In the case of non-prescription medicinal products, all of the information required to permit safe and effective use must come from the labelling material, patient information texts, the individual’s previous personal experience, various sources of information in the media, advertising, and advice given by health care professionals.
Pharmacists in particular can play a key role in giving advice to consumers on the proper and safe use of medicinal products intended for self-medication. It is important, therefore, to take this role into account both in their training and in practice.
The rapid development of new technology, and especially the Internet and related communication systems, has opened up new possibilities for searching for information. This may eventually offer important new channels for the dissemination of knowledge on medicinal products, their characteristics and proper use in self-medication, although the quality of information may vary. It should be emphasized, however, that there are marked differences in opportunities to obtain access to this information between people with different socioeconomic and educational backgrounds and in different countries. Well-tested labelling designed for a particular cultural milieu can help to reduce these differences. However, it should not be used in a way that would limit the availability of the OTC product.
2.4.1 Potential benefits
The social and economic benefits of self-medication reflect the fact that it is voluntarily chosen by consumers for conditions where it seems preferable to them. It will usually be selected for use in symptoms and conditions which the user regards as sufficiently troublesome to need medicinal treatment but not to justify consulting a physician. Only if the condition fails to respond, persists or becomes more severe will professional medical help be sought. Accordingly, good self-medication should offer the individual consumer:

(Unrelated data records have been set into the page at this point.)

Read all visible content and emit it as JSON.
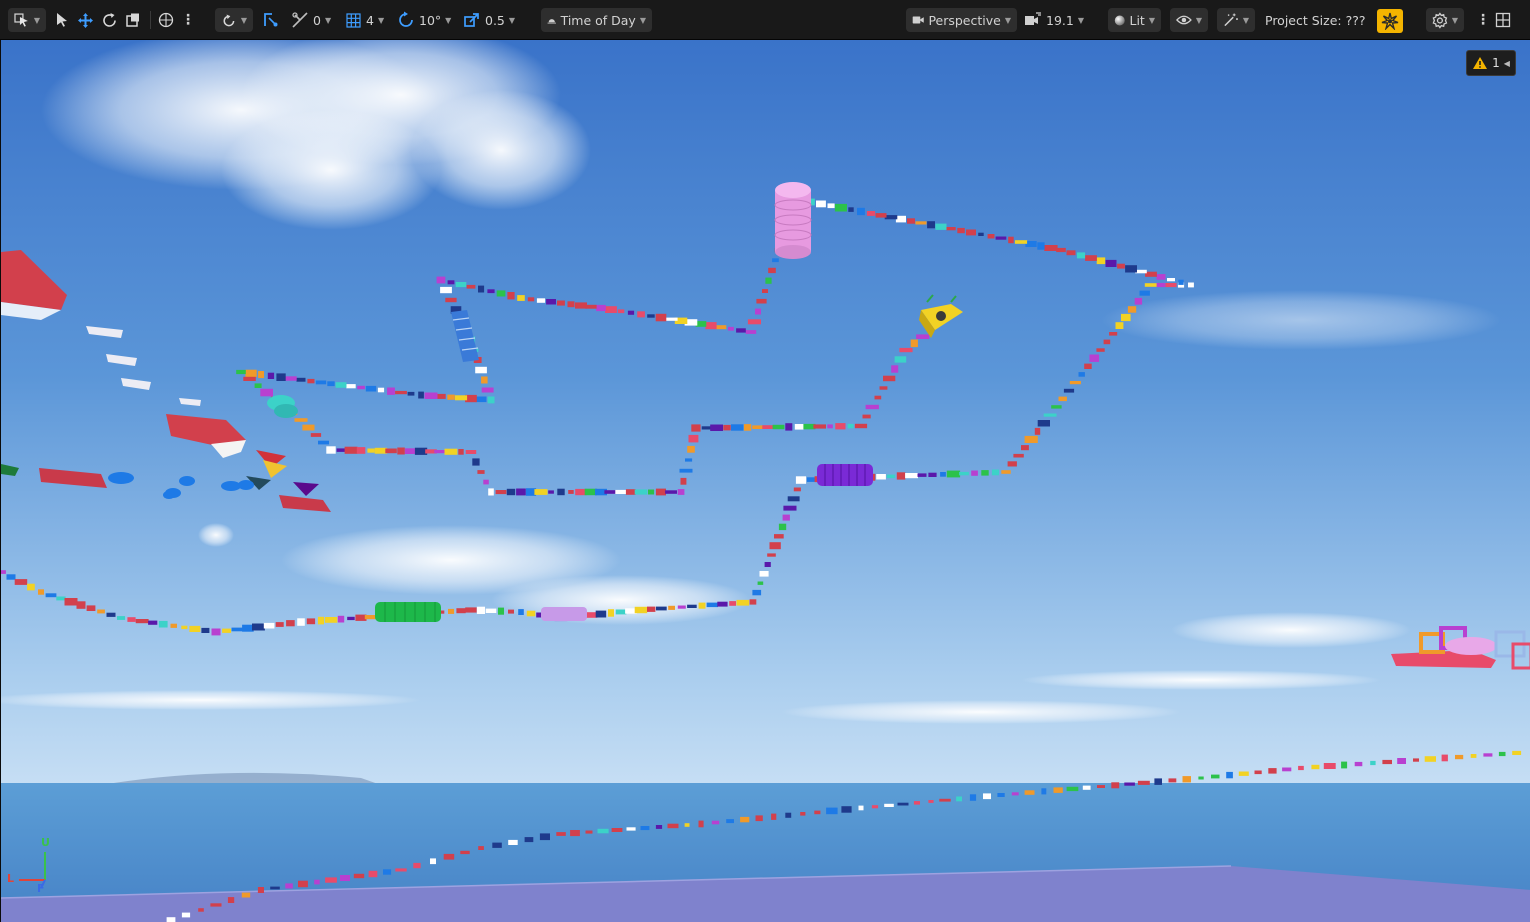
{
  "toolbar": {
    "grid_snap_value": "0",
    "grid_size_value": "4",
    "rotation_snap_value": "10°",
    "scale_snap_value": "0.5",
    "time_of_day_label": "Time of Day",
    "view_mode_label": "Perspective",
    "camera_speed_value": "19.1",
    "lighting_mode_label": "Lit",
    "project_size_label": "Project Size: ???"
  },
  "viewport": {
    "warning_count": "1",
    "axis": {
      "up": "U",
      "left": "L",
      "forward": "F"
    }
  },
  "colors": {
    "toolbar_bg": "#191919",
    "accent_blue": "#3e9dff",
    "accent_yellow": "#f4b400",
    "sky_top": "#3d7ad0",
    "water": "#4e93cf",
    "ground": "#7f82cd"
  },
  "icons": [
    "select-mode-icon",
    "arrow-select-icon",
    "move-icon",
    "rotate-icon",
    "scale-icon",
    "world-local-icon",
    "kebab-icon",
    "surface-snap-icon",
    "pivot-icon",
    "grid-snap-icon",
    "grid-size-icon",
    "rotation-snap-icon",
    "scale-snap-icon",
    "time-of-day-icon",
    "camera-icon",
    "camera-speed-icon",
    "lit-sphere-icon",
    "eye-icon",
    "fx-icon",
    "snap-star-icon",
    "gear-icon",
    "layout-icon",
    "warning-icon"
  ]
}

Efficacy: i.e. the product does what it is claimed to do;
Reliability and safety: the individual will often choose a product which experience has shown to be suitable. The scope and duration of self-medication can be kept within safe limits by appropriate selection of approved indications, labelling texts, dosage strengths and forms, and package sizes;
Product safety when used as recommended in the instructions;
Acceptable risk, even when used for a longer duration, at a higher dose, or somewhat differently than recommended in the instructions;
Wider availability of medicines;
Greater choice of treatment;
Direct, rapid access to treatment;
An active role in his or her own health care;
Self-reliance in preventing or relieving minor symptoms or conditions;
Educational opportunities on specific health issues (i.e. stop-smoking aids and products to treat heartburn);
Economy, particularly since medical consultations will be reduced or avoided;
At the community level, good self-medication can also provide benefits such as saving scarce medical resources from being wasted on minor conditions, lowering the costs of community-funded health care programmes (including prescription reimbursement systems), and reducing absenteeism from work due to minor symptoms.
2.4.2 Potential risks
Self-medication has a number of potential risks. In particular, the ordinary user will usually have no specialized knowledge of the principles of pharmacology or therapy, or of the specific characteristics of the medicinal product used. This results in certain potential risks for the individual consumer:
Failure to seek appropriate medical advice promptly;
Incorrect choice of therapy;
Failure to recognize special pharmacological risks;
Rare but severe adverse effects;
Failure to recognize or self-diagnose contraindications, interactions, warnings and precautions;
Failure to recognize that the same active substance is already being taken under a different name (products with different trademarks may have the same active ingredient);
Failure to report current self-medication to the prescribing physician (risk of double medication or harmful interaction);
Failure to recognize or report adverse drug reactions;
Incorrect route or manner of administration;
Inadequate or excessive dosage;
Excessively prolonged use;
Risk of dependence and abuse;
Risks at work or in sport;
Food and drug interactions;
Storage in incorrect conditions or beyond the recommended shelf-life;
At the community level, improper self-medication could result in an increase in drug-induced disease and in wasteful public expenditure;
It is important to realize that many of these risks are not unique to self-medication: they can also occur in the prescription situation, particularly, if the patient consults several physicians for the illness or lacks counselling during therapy;
In selecting the types of medicinal products that can be used for self-medication, the aim should be to exploit the benefits listed above and to minimize the risks.